We suggest the following:

Recognize

  • that cognitive impairment can exhibit physically, behaviourally or in work performance; it’s not simply laziness
  • that cognitive health is an important part of health, wellness, safety and productivity at work and integrate it as a consideration in all aspects of the business
  • that cognitive factors must be included in policies and practices around employee well-being, health and safety, human resources, disability management, and benefits.

Analyze

  • complete both physical and cognitive demands analyses of jobs
  • require that your ergonomic and accommodation assessment include consideration of cognitive work demands
  • use cognitive self-screens/assessments as early as possible for suspected mild-moderate cases of cognitive impairment to provide early intervention/prevention (changes in work performance)
  • for disability and absence management use cognitive capacity evaluations to clearly identify challenges
  • use cognitive screens and employee feedback to optimize performance potential when there are changes in the work or work environment (for example the introduction of a new software package).

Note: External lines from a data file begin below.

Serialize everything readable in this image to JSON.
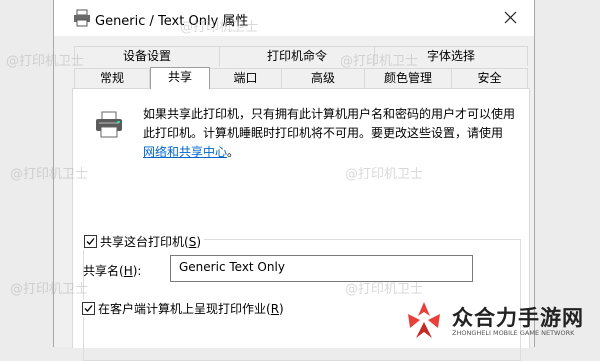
{
  "window": {
    "title": "Generic / Text Only 属性",
    "close_glyph": "close-icon"
  },
  "tabs_row1": [
    {
      "label": "设备设置"
    },
    {
      "label": "打印机命令"
    },
    {
      "label": "字体选择"
    }
  ],
  "tabs_row2": [
    {
      "label": "常规"
    },
    {
      "label": "共享",
      "active": true
    },
    {
      "label": "端口"
    },
    {
      "label": "高级"
    },
    {
      "label": "颜色管理"
    },
    {
      "label": "安全"
    }
  ],
  "sharing": {
    "info_text": "如果共享此打印机，只有拥有此计算机用户名和密码的用户才可以使用此打印机。计算机睡眠时打印机将不可用。要更改这些设置，请使用",
    "link_text": "网络和共享中心",
    "link_suffix": "。",
    "share_checkbox_label": "共享这台打印机(",
    "share_checkbox_accel": "S",
    "share_checkbox_close": ")",
    "share_checked": true,
    "share_name_label": "共享名(",
    "share_name_accel": "H",
    "share_name_close": "):",
    "share_name_value": "Generic  Text Only",
    "render_checkbox_label": "在客户端计算机上呈现打印作业(",
    "render_checkbox_accel": "R",
    "render_checkbox_close": ")",
    "render_checked": true
  },
  "watermark": "@打印机卫士",
  "brand": {
    "name": "众合力手游网",
    "sub": "ZHONGHELI MOBILE GAME NETWORK"
  },
  "colors": {
    "link": "#0066cc",
    "brand_red": "#e8403a"
  }
}
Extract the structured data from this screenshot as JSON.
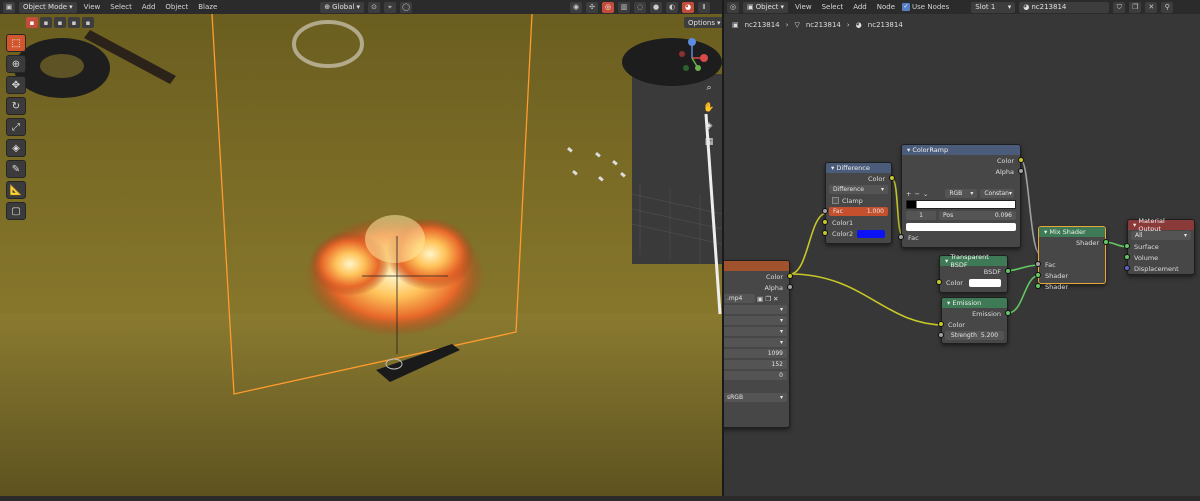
{
  "viewport_header": {
    "mode": "Object Mode",
    "menus": [
      "View",
      "Select",
      "Add",
      "Object",
      "Blaze"
    ],
    "orientation": "Global",
    "options_label": "Options"
  },
  "node_header": {
    "type": "Object",
    "menus": [
      "View",
      "Select",
      "Add",
      "Node"
    ],
    "use_nodes_label": "Use Nodes",
    "slot": "Slot 1",
    "material": "nc213814"
  },
  "breadcrumb": [
    "nc213814",
    "nc213814",
    "nc213814"
  ],
  "nodes": {
    "image": {
      "filename": ".mp4",
      "out_color": "Color",
      "out_alpha": "Alpha",
      "frames": "1099",
      "start": "152",
      "offset": "0",
      "colorspace": "sRGB"
    },
    "difference": {
      "title": "Difference",
      "out_color": "Color",
      "blend": "Difference",
      "clamp": "Clamp",
      "fac_label": "Fac",
      "fac_value": "1.000",
      "color1": "Color1",
      "color2": "Color2",
      "color2_hex": "#0b13f5"
    },
    "colorramp": {
      "title": "ColorRamp",
      "out_color": "Color",
      "out_alpha": "Alpha",
      "mode": "RGB",
      "interp": "Constan",
      "index": "1",
      "pos_label": "Pos",
      "pos_value": "0.096",
      "in_fac": "Fac"
    },
    "transparent": {
      "title": "Transparent BSDF",
      "out": "BSDF",
      "color": "Color"
    },
    "emission": {
      "title": "Emission",
      "out": "Emission",
      "color": "Color",
      "strength_label": "Strength",
      "strength_value": "5.200"
    },
    "mix": {
      "title": "Mix Shader",
      "out": "Shader",
      "fac": "Fac",
      "shader1": "Shader",
      "shader2": "Shader"
    },
    "output": {
      "title": "Material Output",
      "target": "All",
      "surface": "Surface",
      "volume": "Volume",
      "displacement": "Displacement"
    }
  },
  "colors": {
    "accent_orange": "#d1572f",
    "select_orange": "#e8a53a",
    "shader_green": "#63c763",
    "color_yellow": "#c7c729"
  }
}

Provide

  • access and coverage for targeted treatments such as CBT, concussion protocols, and cognitive exercise provided by health professionals (R.Kin., PT, OT, psychologist, etcetera)
  • health supports that address cognitive health in EFAP offerings
  • wellness initiatives that include education on brain health and low-cost self-screening
  • reasonable accommodation options for persons who may have cognitive challenges (i.e. noise distraction that impacts concentration, correct the environment to minimize the impact)
  • health and safety measures to mitigate potential cognitive challenges — good signage, adequate lighting, removal of distraction in high-risk areas, etcetera.

In addition to these steps, the Wellness Wheel (Fig. 1) can be used to quickly help identify where we are and what assistance or services might need consideration.

Conclusion

There is a significant deficit in our understanding of cognitive demands and the role they play in building and maintaining productive healthy workplaces.

From basic performance issues to serious events such as accidents or major decisions that can significantly impact an organization’s operations, reputation, or success — the implications are major.

The good news is there is a great deal that organizations can do to better assess and manage cognitive challenges. There are opportunities to leverage existing, validated tools, resources and methods across all facets of the work journey.

COVID-19 has heightened the sense of urgency many organizations have to ensure they not only retain their employees, but also enable them to deliver optimal performance in a challenging time.

Conny Glenn, R. Kin., is the president of Work Wellness in Kingston, Ont. Allan Smofsky is a workplace health strategist at Smofsky Strategic Planning in Toronto. Rensia Melles is a workplace mental health consultant at Integral Workplace Health in Toronto.